# EXERCISE:
Find the word "effects" in the listing below. Copy every line that has it.

------------------------

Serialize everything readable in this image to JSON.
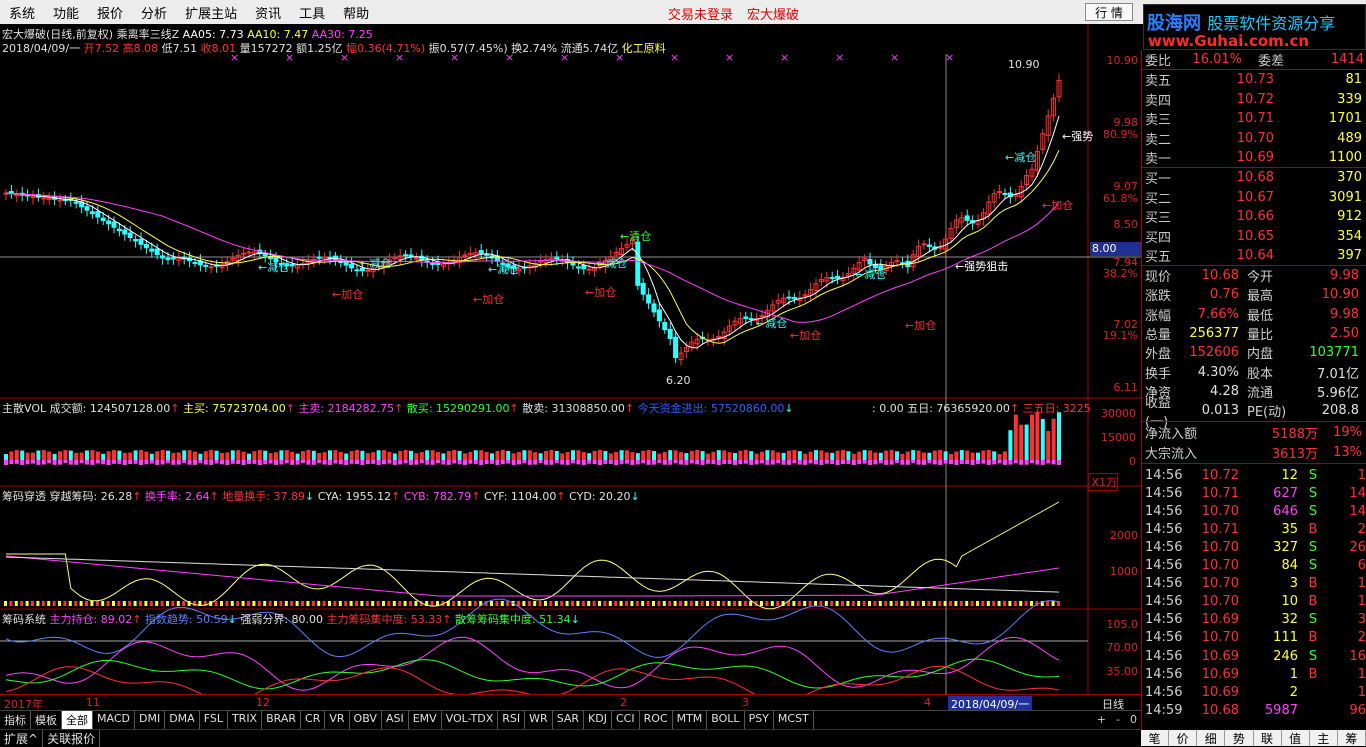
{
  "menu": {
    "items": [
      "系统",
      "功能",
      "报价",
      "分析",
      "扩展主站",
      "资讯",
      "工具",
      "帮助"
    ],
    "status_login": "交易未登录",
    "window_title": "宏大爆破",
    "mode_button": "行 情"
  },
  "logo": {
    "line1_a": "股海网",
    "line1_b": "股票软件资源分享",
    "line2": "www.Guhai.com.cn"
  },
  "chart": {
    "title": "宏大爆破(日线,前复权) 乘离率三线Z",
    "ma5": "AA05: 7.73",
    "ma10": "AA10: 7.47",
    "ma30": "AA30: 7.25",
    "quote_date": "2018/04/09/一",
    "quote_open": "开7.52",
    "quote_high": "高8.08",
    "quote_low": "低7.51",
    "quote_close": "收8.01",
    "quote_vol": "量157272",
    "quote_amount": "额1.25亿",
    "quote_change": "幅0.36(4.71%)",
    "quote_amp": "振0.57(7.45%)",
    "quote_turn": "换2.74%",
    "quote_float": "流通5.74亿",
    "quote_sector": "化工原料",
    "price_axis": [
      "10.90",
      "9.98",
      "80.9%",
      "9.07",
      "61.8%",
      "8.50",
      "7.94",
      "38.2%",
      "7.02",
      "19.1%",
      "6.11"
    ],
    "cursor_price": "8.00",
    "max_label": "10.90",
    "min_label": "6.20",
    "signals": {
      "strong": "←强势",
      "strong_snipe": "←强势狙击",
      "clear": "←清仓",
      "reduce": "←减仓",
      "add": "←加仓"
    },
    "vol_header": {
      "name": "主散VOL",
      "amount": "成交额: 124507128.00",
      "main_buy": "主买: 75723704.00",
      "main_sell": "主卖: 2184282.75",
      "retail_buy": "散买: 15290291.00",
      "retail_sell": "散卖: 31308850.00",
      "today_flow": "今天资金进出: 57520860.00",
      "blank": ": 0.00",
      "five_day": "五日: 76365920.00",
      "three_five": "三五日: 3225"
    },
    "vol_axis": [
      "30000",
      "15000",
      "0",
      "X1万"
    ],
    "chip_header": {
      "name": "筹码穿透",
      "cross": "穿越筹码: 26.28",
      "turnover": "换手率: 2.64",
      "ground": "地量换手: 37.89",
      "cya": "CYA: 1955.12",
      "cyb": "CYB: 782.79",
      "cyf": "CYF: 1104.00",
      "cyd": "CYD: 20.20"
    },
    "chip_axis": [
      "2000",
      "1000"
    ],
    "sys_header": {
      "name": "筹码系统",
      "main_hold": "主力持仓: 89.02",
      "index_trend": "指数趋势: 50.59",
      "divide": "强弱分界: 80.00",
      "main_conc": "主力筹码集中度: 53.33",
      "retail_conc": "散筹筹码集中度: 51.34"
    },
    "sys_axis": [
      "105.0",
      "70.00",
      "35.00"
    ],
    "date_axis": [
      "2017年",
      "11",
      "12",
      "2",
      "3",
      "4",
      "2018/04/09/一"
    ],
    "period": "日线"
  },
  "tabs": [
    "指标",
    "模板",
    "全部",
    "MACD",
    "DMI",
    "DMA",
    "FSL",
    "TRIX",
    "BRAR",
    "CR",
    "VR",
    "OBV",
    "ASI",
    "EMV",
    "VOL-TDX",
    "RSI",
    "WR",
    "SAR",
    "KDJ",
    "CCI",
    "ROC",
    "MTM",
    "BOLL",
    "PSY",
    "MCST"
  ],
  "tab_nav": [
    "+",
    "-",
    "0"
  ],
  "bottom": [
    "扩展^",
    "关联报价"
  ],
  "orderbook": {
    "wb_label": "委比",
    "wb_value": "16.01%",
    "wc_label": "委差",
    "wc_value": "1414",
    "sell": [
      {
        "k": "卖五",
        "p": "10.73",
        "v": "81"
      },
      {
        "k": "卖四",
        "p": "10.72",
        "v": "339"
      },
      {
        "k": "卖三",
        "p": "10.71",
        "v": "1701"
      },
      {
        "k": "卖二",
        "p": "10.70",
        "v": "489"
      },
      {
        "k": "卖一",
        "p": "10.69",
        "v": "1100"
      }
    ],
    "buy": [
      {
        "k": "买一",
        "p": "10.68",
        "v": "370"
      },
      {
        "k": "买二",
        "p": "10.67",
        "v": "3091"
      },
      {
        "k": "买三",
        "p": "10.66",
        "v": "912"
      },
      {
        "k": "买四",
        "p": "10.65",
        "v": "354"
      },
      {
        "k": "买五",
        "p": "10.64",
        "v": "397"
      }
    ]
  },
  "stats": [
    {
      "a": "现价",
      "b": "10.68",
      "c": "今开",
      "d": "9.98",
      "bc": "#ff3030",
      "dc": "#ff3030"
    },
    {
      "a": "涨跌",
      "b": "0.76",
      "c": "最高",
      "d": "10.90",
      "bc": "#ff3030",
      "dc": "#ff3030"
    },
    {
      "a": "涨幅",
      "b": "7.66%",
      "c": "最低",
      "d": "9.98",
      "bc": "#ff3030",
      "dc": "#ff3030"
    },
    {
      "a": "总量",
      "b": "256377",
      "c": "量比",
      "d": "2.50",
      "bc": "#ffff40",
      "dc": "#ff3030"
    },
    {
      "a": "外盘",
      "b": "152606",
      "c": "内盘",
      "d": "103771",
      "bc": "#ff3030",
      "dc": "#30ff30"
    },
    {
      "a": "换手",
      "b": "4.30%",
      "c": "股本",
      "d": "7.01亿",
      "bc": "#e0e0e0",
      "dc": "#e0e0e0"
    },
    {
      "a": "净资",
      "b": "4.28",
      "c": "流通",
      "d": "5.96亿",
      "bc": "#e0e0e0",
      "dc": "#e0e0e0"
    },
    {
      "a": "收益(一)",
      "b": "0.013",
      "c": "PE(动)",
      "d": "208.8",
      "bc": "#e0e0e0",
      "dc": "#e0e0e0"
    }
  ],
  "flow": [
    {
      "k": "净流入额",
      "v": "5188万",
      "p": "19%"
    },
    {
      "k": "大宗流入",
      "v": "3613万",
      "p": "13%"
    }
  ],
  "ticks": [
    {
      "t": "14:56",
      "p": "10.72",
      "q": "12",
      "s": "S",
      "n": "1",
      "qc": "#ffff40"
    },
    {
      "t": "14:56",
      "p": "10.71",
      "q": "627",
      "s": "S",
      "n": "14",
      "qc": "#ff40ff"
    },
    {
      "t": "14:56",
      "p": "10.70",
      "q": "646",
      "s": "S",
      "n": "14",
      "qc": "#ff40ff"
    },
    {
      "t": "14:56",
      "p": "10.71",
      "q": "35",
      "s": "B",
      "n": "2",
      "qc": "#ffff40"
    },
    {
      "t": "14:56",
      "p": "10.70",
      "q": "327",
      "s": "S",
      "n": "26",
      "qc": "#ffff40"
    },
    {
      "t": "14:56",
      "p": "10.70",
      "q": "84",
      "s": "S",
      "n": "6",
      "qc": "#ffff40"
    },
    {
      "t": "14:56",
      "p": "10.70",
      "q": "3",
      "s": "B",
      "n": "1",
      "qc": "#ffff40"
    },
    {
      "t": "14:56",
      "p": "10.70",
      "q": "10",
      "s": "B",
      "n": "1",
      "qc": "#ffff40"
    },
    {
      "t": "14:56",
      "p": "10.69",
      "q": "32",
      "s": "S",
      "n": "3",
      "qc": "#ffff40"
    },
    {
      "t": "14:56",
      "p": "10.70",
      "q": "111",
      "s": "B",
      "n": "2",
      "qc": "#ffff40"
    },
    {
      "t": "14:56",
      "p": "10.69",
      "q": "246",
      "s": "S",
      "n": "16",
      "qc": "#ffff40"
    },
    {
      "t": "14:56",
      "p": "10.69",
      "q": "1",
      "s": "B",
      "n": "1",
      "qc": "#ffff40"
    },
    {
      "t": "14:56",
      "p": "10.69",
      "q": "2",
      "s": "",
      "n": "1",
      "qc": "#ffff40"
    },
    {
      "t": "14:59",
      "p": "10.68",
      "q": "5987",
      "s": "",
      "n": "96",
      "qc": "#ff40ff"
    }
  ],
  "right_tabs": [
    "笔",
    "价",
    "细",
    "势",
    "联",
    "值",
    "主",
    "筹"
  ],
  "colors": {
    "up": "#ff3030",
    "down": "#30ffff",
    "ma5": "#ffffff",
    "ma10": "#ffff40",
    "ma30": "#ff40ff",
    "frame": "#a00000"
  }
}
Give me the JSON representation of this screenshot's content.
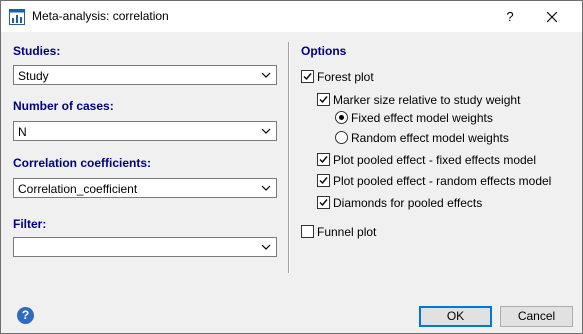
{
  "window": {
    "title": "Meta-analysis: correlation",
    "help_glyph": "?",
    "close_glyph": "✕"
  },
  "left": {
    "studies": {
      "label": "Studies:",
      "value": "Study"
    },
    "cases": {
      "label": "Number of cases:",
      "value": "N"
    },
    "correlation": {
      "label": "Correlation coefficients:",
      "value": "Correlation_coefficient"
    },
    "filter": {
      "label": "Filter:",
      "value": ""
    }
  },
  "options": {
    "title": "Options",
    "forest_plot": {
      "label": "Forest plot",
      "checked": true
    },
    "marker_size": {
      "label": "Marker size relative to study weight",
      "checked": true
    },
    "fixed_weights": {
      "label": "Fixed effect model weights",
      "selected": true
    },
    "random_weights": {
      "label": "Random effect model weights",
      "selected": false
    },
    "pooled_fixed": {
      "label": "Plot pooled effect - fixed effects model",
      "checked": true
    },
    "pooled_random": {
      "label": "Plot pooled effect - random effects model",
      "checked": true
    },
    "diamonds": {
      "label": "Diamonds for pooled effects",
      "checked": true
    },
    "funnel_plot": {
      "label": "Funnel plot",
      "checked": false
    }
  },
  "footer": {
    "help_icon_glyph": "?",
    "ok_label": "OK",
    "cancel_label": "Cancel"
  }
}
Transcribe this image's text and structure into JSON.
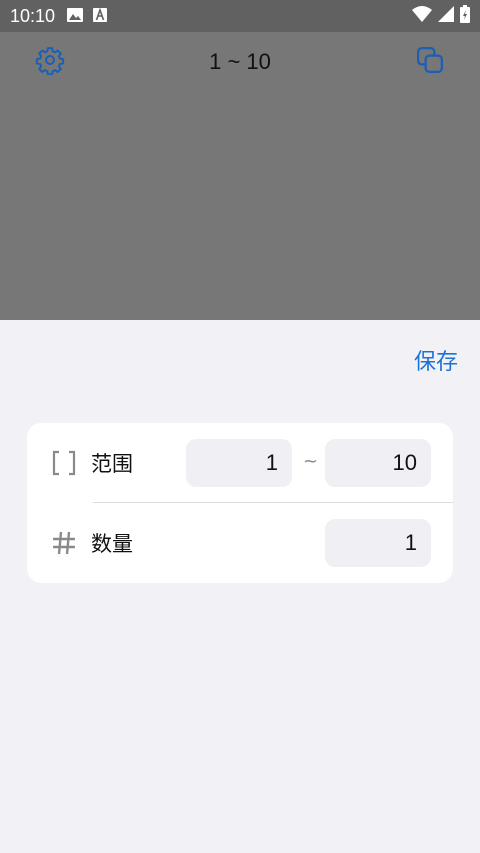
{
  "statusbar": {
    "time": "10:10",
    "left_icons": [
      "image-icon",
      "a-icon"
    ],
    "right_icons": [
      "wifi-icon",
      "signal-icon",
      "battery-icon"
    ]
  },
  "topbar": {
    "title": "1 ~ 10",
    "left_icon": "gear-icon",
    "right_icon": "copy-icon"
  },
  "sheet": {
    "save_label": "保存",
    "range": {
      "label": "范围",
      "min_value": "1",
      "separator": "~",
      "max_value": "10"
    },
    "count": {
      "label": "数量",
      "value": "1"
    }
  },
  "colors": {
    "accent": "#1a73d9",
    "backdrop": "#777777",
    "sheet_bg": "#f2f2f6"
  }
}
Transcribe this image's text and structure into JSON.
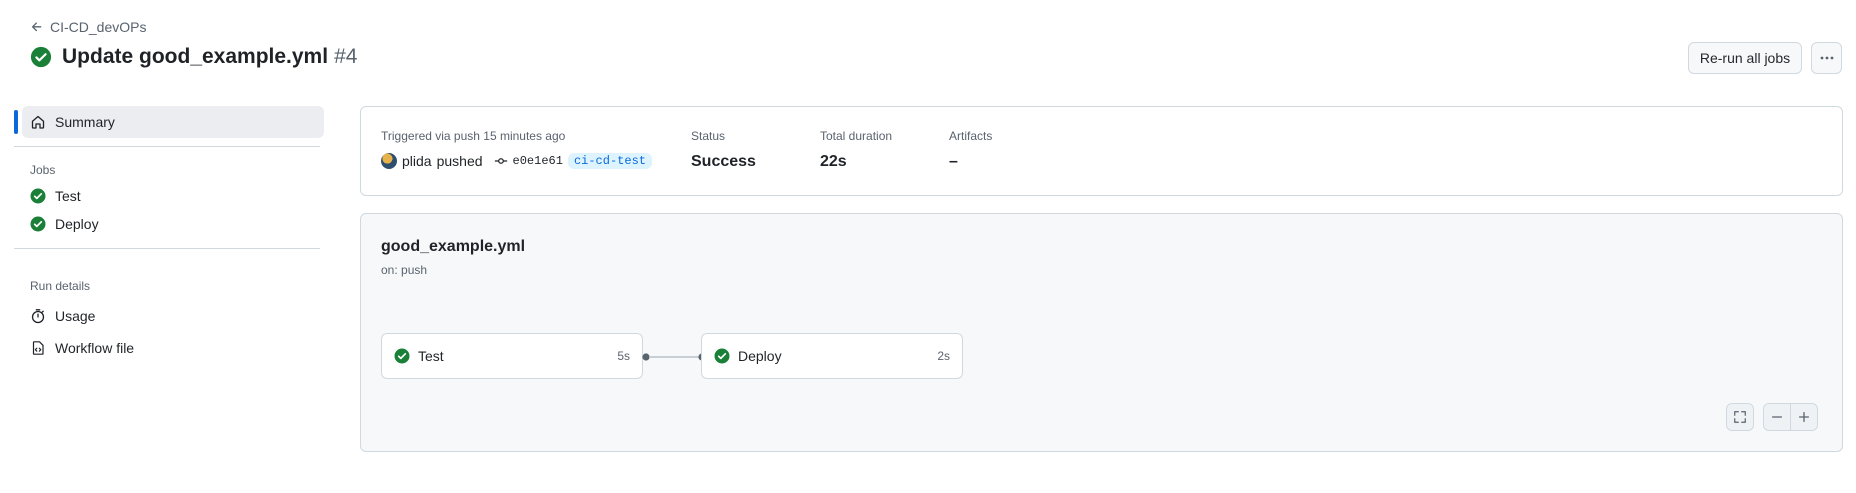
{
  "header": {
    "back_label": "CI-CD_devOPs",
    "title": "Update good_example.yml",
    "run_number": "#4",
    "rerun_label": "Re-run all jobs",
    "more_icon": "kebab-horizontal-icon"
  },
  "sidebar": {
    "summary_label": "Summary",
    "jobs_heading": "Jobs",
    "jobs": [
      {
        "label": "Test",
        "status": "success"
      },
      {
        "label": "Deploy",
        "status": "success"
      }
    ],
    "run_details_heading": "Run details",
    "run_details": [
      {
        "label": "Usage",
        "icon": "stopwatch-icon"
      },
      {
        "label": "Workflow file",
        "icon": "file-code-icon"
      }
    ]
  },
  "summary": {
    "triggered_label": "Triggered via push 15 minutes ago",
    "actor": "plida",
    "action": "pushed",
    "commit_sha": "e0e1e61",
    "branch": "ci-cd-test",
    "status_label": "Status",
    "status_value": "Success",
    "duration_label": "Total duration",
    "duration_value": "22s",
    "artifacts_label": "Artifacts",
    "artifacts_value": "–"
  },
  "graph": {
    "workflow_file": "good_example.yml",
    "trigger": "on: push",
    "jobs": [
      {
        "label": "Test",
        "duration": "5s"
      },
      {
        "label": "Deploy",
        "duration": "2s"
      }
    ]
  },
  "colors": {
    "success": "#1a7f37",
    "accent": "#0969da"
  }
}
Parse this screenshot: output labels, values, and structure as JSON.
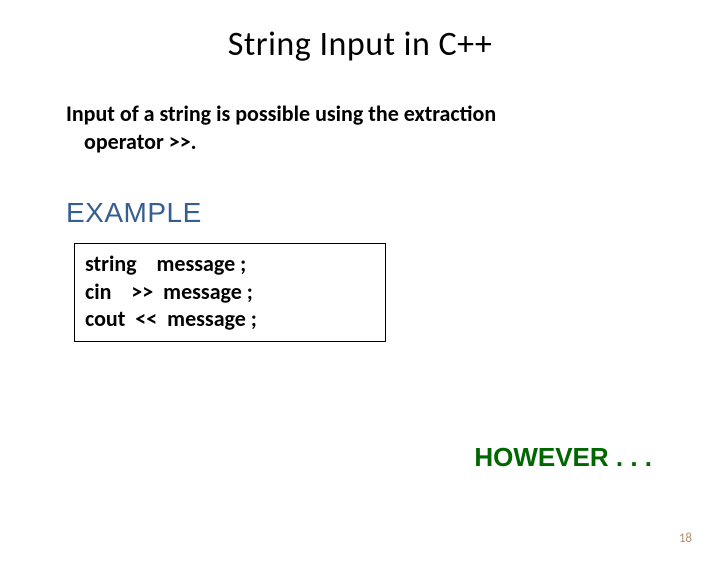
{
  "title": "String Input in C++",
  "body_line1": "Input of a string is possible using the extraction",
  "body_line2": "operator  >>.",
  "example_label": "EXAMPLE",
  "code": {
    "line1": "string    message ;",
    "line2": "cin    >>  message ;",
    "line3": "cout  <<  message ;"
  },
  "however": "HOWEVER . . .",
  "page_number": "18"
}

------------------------

# OUTPUT FOR THIS TASK:
      "label": "Plot pooled effect - fixed effects model",
      "label": "Plot pooled effect - random effects model",
      "label": "Diamonds for pooled effects",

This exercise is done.